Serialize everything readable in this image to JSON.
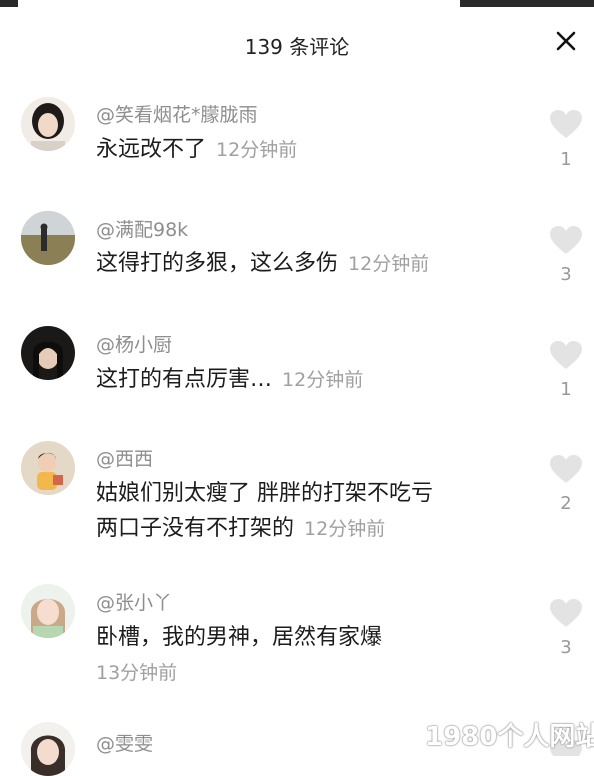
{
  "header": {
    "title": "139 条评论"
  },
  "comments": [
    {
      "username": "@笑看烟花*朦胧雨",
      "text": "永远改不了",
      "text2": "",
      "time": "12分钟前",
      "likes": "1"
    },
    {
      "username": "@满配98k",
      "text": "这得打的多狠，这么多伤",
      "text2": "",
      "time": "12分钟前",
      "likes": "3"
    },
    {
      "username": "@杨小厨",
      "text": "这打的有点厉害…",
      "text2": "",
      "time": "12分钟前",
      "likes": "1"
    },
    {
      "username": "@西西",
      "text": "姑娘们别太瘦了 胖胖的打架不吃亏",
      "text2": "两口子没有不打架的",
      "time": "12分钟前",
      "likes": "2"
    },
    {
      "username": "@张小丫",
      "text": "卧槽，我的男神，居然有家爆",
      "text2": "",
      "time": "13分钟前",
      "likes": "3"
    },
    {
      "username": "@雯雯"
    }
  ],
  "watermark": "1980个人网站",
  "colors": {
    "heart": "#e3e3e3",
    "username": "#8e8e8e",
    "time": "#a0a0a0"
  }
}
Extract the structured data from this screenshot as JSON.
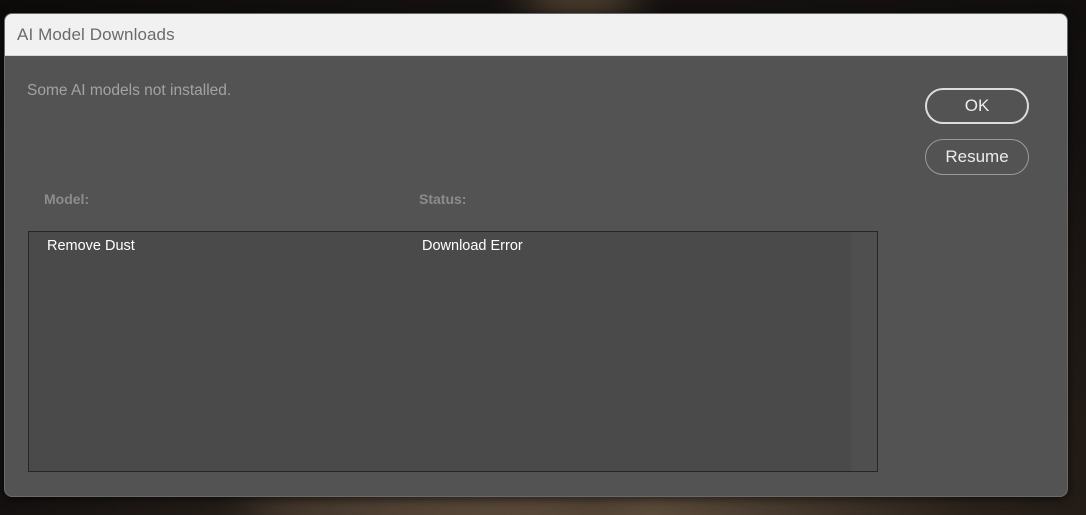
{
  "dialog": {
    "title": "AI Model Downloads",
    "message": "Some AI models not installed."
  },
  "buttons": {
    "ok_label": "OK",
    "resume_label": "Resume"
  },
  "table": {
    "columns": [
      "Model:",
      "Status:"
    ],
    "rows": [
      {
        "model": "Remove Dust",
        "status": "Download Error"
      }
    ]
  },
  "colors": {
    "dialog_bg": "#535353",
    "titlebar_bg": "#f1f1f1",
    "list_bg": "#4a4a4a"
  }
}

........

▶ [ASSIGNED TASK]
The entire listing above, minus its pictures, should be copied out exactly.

▶ [ANSWER SPACE]
Serialize everything readable in this image to JSON.
{
  "header": {
    "title": "139 条评论"
  },
  "comments": [
    {
      "username": "@笑看烟花*朦胧雨",
      "text": "永远改不了",
      "text2": "",
      "time": "12分钟前",
      "likes": "1"
    },
    {
      "username": "@满配98k",
      "text": "这得打的多狠，这么多伤",
      "text2": "",
      "time": "12分钟前",
      "likes": "3"
    },
    {
      "username": "@杨小厨",
      "text": "这打的有点厉害…",
      "text2": "",
      "time": "12分钟前",
      "likes": "1"
    },
    {
      "username": "@西西",
      "text": "姑娘们别太瘦了 胖胖的打架不吃亏",
      "text2": "两口子没有不打架的",
      "time": "12分钟前",
      "likes": "2"
    },
    {
      "username": "@张小丫",
      "text": "卧槽，我的男神，居然有家爆",
      "text2": "",
      "time": "13分钟前",
      "likes": "3"
    },
    {
      "username": "@雯雯"
    }
  ],
  "watermark": "1980个人网站",
  "colors": {
    "heart": "#e3e3e3",
    "username": "#8e8e8e",
    "time": "#a0a0a0"
  }
}
Extract the structured data from this screenshot as JSON.
{
  "dialog": {
    "title": "AI Model Downloads",
    "message": "Some AI models not installed."
  },
  "buttons": {
    "ok_label": "OK",
    "resume_label": "Resume"
  },
  "table": {
    "columns": [
      "Model:",
      "Status:"
    ],
    "rows": [
      {
        "model": "Remove Dust",
        "status": "Download Error"
      }
    ]
  },
  "colors": {
    "dialog_bg": "#535353",
    "titlebar_bg": "#f1f1f1",
    "list_bg": "#4a4a4a"
  }
}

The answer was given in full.